I love that we dedicate a week every year to celebrate the results-orientated coaching industry: coaching is such a powerful way to help people change their personal and professional lives. And you never know the impact one conversation can have in terms of a ripple effect.
So, when choosing a topic for this year’s International Coaching Week, I thought I’d be a bit controversial! There are many people out there calling themselves coaches, and I believe that if you want to coach, you should qualify as one. Just because you ask good coaching questions doesn’t mean you’re a coach.
Here are three steps to becoming the coach you dream of being.
- Get Professional Coach Training
Stop being afraid of being found out as a fraud by becoming a better coach with professional training.
I’ve worked with many clients who want to call themselves coaches but haven’t done the training or served their apprenticeship to back it up. This can lead to a serious lack of confidence and that dreadful nagging self-doubt, otherwise known as imposter syndrome (the fear of being found out to be a fraud).
The simple fix is to go do the work, take the training, and put in the hours of practice. It will be a life-changing experience for you. And when you reach out to offer your services to clients, you’ll feel qualified to do so, confident in your marketing messages, and excited about offering your services because you know the transformation you can bring to your client.
You’ll no longer have to fly by the seat of your pants; you’ll have the skills to dig deeper, so your client is empowered to create actual change, rather than keep working on a superficial level. Skimming the surface is no longer good enough! To create lasting change, you need to be willing to go deeper with your questions, challenge your clients, and call them out when needed.
Coach training starts you on this professional journey. You’ll feel empowered as you watch your clients make connections during your sessions. It’s so much better being a qualified coach than winging it and worrying about being found out and having complaints to deal with.
You’ll also be keeping your clients safe. Working with a client is partly about knowing the right coaching questions to ask. But it’s also about knowing when you’re out of your depth and your client needs more support than coaching can give.
Action: If you’re not a qualified coach yet, check out some training providers and sign up for a training program.
You may find this complimentary PDF helpful when making your choice.
- Get Accredited
When you’ve successfully completed your coaching qualifications, consider challenging yourself to step up to the next level by adding accreditation to your list of credentials.
When you prepare for accreditation, you learn so much about yourself, your coaching style and how you can improve your skills to go deeper and help clients get better results.
Being an accredited coach also sets you apart from other coaches. It’s a key differentiator and another benefit for a client working with you. It’s a powerful marketing tool.

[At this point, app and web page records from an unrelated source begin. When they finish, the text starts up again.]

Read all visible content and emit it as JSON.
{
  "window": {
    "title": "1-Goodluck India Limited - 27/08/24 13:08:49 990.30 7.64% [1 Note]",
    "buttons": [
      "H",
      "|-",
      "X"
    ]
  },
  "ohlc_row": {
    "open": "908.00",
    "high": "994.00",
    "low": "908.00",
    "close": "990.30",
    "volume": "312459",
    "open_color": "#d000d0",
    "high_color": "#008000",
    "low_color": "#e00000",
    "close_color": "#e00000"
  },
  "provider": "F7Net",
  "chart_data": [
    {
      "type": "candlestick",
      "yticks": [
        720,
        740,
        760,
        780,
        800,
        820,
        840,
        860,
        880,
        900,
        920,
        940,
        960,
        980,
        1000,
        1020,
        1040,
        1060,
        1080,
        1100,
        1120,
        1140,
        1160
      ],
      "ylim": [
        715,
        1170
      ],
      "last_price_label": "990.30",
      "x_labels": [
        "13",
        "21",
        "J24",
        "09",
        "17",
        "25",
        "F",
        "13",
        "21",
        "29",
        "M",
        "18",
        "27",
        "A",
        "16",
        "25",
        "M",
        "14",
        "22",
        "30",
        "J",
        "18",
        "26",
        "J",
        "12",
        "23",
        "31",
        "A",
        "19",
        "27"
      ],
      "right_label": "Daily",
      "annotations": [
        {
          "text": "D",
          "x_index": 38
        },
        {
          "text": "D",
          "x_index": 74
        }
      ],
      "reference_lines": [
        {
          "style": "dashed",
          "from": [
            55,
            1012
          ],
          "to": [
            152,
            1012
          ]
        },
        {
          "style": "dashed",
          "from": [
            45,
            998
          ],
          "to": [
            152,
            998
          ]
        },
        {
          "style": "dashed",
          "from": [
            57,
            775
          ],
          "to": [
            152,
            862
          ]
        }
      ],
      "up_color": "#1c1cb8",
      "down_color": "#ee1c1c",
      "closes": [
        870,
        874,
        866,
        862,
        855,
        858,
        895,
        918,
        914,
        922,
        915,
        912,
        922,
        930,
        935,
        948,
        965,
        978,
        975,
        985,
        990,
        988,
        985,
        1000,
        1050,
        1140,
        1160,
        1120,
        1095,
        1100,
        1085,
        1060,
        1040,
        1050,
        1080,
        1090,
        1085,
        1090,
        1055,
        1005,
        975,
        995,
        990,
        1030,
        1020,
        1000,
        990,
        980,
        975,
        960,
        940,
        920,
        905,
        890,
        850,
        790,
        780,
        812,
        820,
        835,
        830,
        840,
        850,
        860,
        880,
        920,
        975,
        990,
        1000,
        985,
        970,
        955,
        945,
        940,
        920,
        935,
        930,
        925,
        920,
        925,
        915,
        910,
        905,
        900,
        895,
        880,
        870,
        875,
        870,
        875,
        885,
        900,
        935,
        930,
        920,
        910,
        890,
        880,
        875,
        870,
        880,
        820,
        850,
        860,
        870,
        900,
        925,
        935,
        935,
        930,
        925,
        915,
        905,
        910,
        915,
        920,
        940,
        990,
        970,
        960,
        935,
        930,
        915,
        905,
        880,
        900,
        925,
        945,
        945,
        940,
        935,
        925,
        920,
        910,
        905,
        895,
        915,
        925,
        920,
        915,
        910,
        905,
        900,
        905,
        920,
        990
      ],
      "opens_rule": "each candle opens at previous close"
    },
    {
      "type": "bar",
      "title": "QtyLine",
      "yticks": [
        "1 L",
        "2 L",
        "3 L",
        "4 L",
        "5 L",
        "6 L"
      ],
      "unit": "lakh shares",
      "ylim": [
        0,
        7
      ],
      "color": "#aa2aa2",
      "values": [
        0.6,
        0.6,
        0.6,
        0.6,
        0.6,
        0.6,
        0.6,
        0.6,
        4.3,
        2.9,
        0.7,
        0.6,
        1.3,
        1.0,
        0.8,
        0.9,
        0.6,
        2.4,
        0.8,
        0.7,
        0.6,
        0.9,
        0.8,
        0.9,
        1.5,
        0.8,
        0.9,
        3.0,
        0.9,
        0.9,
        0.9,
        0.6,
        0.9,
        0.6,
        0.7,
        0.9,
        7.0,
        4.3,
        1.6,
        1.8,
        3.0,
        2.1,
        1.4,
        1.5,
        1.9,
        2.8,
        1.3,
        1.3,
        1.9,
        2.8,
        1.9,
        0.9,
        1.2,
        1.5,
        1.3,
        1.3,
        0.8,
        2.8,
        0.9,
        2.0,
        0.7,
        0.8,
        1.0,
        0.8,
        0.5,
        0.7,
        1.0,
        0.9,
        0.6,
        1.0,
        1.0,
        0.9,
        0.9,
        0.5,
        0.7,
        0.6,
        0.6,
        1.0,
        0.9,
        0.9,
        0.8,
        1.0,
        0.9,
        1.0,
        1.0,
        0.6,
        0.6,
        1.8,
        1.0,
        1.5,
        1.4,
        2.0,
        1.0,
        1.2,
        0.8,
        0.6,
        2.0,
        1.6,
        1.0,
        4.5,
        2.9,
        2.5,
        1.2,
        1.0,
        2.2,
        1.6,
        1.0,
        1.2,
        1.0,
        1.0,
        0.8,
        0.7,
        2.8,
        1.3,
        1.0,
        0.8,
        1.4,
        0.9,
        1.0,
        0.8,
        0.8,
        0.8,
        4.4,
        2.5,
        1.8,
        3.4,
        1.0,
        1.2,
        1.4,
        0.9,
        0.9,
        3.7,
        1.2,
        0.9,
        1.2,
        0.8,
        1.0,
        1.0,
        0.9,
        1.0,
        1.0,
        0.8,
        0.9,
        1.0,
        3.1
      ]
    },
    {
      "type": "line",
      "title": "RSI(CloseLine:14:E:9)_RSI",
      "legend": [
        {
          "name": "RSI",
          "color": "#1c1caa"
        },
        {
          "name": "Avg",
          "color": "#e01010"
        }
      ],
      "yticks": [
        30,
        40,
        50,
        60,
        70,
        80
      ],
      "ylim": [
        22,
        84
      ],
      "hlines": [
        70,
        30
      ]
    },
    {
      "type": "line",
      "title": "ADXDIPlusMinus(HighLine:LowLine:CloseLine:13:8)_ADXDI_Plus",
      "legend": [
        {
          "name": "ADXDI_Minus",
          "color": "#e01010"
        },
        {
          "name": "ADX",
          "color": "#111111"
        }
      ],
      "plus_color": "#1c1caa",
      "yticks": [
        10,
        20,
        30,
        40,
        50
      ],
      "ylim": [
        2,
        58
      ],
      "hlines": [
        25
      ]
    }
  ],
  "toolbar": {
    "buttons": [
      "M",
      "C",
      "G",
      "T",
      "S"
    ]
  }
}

Recently, I went for my Master Coach accreditation with the IAPC&M. I was dreading it. I’ve suffered from imposter syndrome around my coaching for years, and thanks to some amazing coaches and mentors, I have worked my way through it (mostly).
I knew I needed to get over the fear and do it no matter how scary it felt. First, I needed to reframe the potential failure in the event I didn’t pass. I explored my potential biases and areas for improvement with my supervisor and received valuable feedback in the process. I passed.
Action: Consider getting accredited. Do your research. Check out approved accreditation bodies. Speak to them to work out the right accreditation body for you.
TIP: Remember, it isn’t just the actual accreditation process you are considering, but the level of assistance and support they offer once you’ve achieved your professional accreditation status.
- Get Support to Improve
As a coach, you’ll constantly be developing your professional skills. And this personal and professional development can include time attending webinars, watching videos, online courses and reading to name just a few activities.
All these things can only teach you so much, though. Real confidence comes when you actively practise and develop your coaching skills. If you find yourself going round in circles, or your clients are not producing results, or you find yourself getting stuck in their story, get the support of a master coach, mentor, or supervisor.
Check out The Heart of Laser Coaching, Marion Franklin, as she shares some great examples of surface coaching vs. deep, transformational coaching.
This is your invitation to master your coaching, and it’s a lifelong journey. The biggest room in the world is the room for improvement—there are always new things to learn!
Action: Consider the areas where you believe your coaching skills are weakest. Then research coaches, mentors or supervisors that can help you to develop your coaching skills.
Coaching is amazing. It has the power to create so much change.
Let’s do all we can to make coaching a professional profession we are proud of.
This article was first used on the Coaching Tools Company blog and has been posted with express permission. Check out the Coaching Tools Company, they have brilliant resources to support you on your coaching journey. Check out Emma-Louise’s webinar on What Does It Really Take To Grow a Coaching Practice here.
To meet Ruby McGuire, Business & Mindset Queen| Master Coach | Master Mentor |Trainer | Speaker | Author – MCIPD, AMC, NLP Coach & Practitioner, EFT Practitioner, Time Line Therapist and Mind Your Mind Practitioner, see here